One winter, one cold day at the beach, one seven-year-old and a stone. Simple times.
Cast: Ethan Hawke, Amanda Seyfried, Cedric the Entertainer
A minister of a small congregation in upstate New York grapples with mounting despair brought on by tragedy, worldly concerns and a tormented past.
We had just finished watching Gattaca (a truly world-class movie) when we came across First Reformed on the iTunes New & Noteworthy section, and thought to give it a try – more because of Ethan Hawke than anything else.
I will say Ethan Hawke seems to truly dedicate himself to whatever role he takes.
The plot – such as it is – centers around a middle-aged minister of a fading congregation whose son was killed in Afghanistan (or Iraq – I can’t remember). Whilst he tries to comfort and help the few remaining members of his flock, he clearly is battling an almost unbearable inner despair – something that becomes painfully evident as he fails to reach the people he tries to help.
First Reformed is really more of a character study on depression and the loss of faith, and the events that take place are at once surreal and hauntingly believable. When Ethan Hawke’s character, Minister Toller, comes across a suicide vest in the belongings of one of his congregation, he doesn’t report it – he takes it. Combined with the stark contrast between his own poorly-attended worship and the wildly successful for-profit church in the neighboring town, and things take – as you can imagine – a nasty turn for the worse.
The final few scenes are nail-bitingly intense, and equally bizarre – suffice to say bombs, churches and barbed wire are involved. This isn’t a happy film, but it subtly underplayed by the entire cast to great effect.
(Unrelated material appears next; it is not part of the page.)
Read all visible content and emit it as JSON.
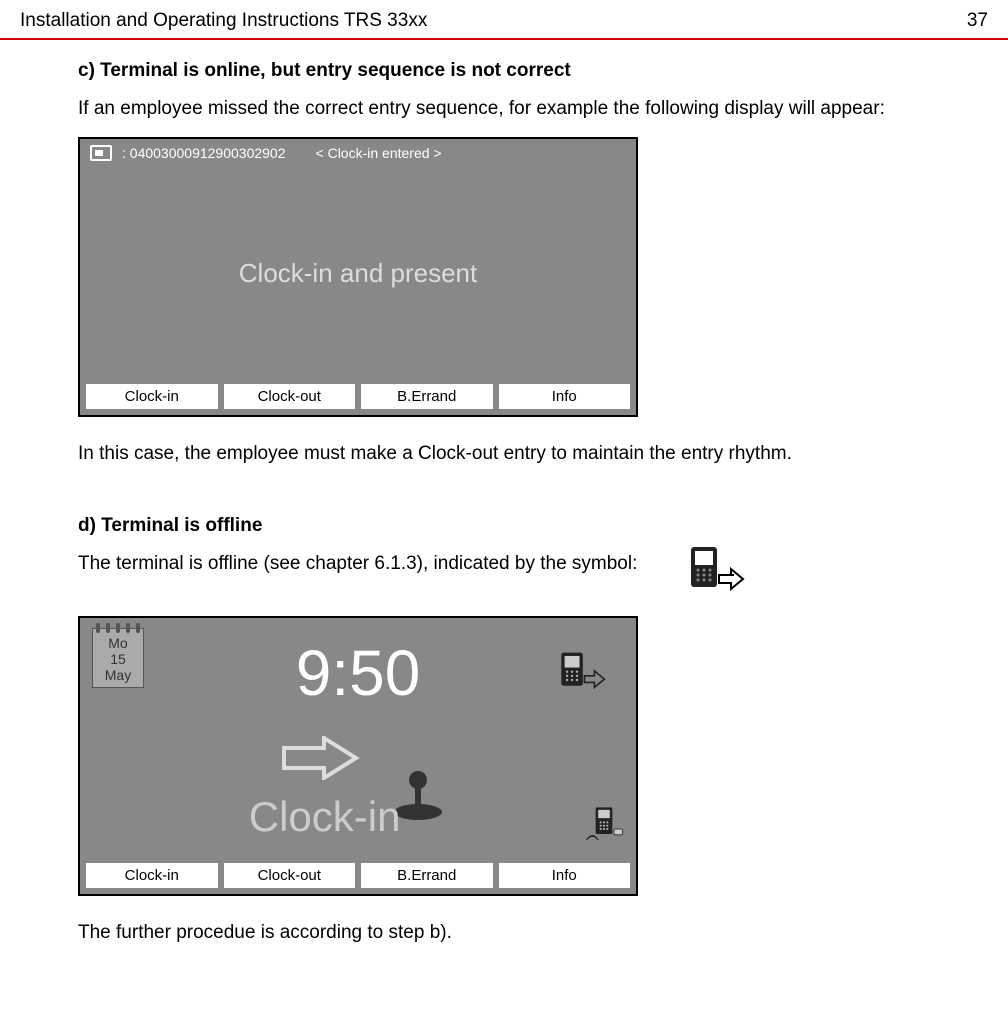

You truly believe the emotional rollercoaster of every character, even if you don’t particularly like any of them; the person I felt sorry for the most was ultimately Amanda Seyfried’s Mary, who really didn’t deserve the punishment inflicted on her by Ethan Hawke’s misery and rage.
Sad, despondent and dark.
6/10 would watch again.
Genre: Black Comedy … ?
Cast: Colin Farrell, Rachel Weisz, Jessica Barden
In a dystopian near future, single people, according to the laws of The City, are taken to The Hotel, where they are obliged to find a romantic partner in forty-five days or are transformed into beasts and sent off into The Woods.
There is very little lobster in The Lobster. In fact, I don’t think there was one at all.
This film carries with it the dubious accolade of being one of the most bizarre movies I’ve watched in recent years. I read the above description before watching it, and I’m not sure whether I should or shouldn’t have; it certainly helps explain a lot of the exposition, but there’s a sense of utterly nonsensical mystery that stems from not knowing the premise from the outset.
The Lobster bears many of the hallmarks of an indie film trying its best to not fit into any particular genre; billed as a black comedy, there were moments I laughed perhaps only because I thought it was meant to be funny, and not because it actually was. In fact, there were more scenes I found outright disturbing than I found funny. It’s interesting, as these are some of the same comments aimed at my alter-ego young adult novel, 22 Scars – that it tries almost too hard to be edgy, at the expense of plot and character clarity.
For example, very few characters are named, and only when necessary; even Rachel Weisz is known only as the short-sighted woman. Another key character is referred to throughout the film as the heartless woman. There are no place names – only The Hotel and The City – and even when these settings are abandoned for the wild woods, there is very little reference to anything grounded in reality.
In fact, the very premise – that single adults are transformed into animals if they fail to find a partner in 45 days – becomes something of a MacGuffin to the themes of love and lust. The point of the movie – if there even is one – is tenuously that love can’t be forced, but can be found in the strangest of places. To this end, it hardly matters that the threat hanging over the characters’ heads is transfiguration – it could have been death or exile, for all it matters – but rather that there simply be some impetus for the characters to connect with each other in a context where they have very little other reason to.
In the end, there are enough bizarre moments to elicit a kind of disbelieving guffaw – in some ways, a funnier film than Crazy Rich Asians, which we had watched earlier in the day – but they are overshadowed by the wide brushstrokes of disturbing insanity, including a woman jumping from a window and breaking her neck but not dying, and a frankly cringe-inducing final scene. I would hardly label The Lobster as a comedy – black or otherwise – but perhaps closer to an essay on love; a kind of parable for a society that praises social relationships for their appearance rather than their substance.
Either way, The Lobster is a film that I would recommend only to those who have the nerve to stomach some truly troubling material, and despite that recommendation, hardly one I would watch again any time soon. As one of my friends put it, there were multiple moments throughout where I asked myself why I was still watching it at all.
4/10 would watch again.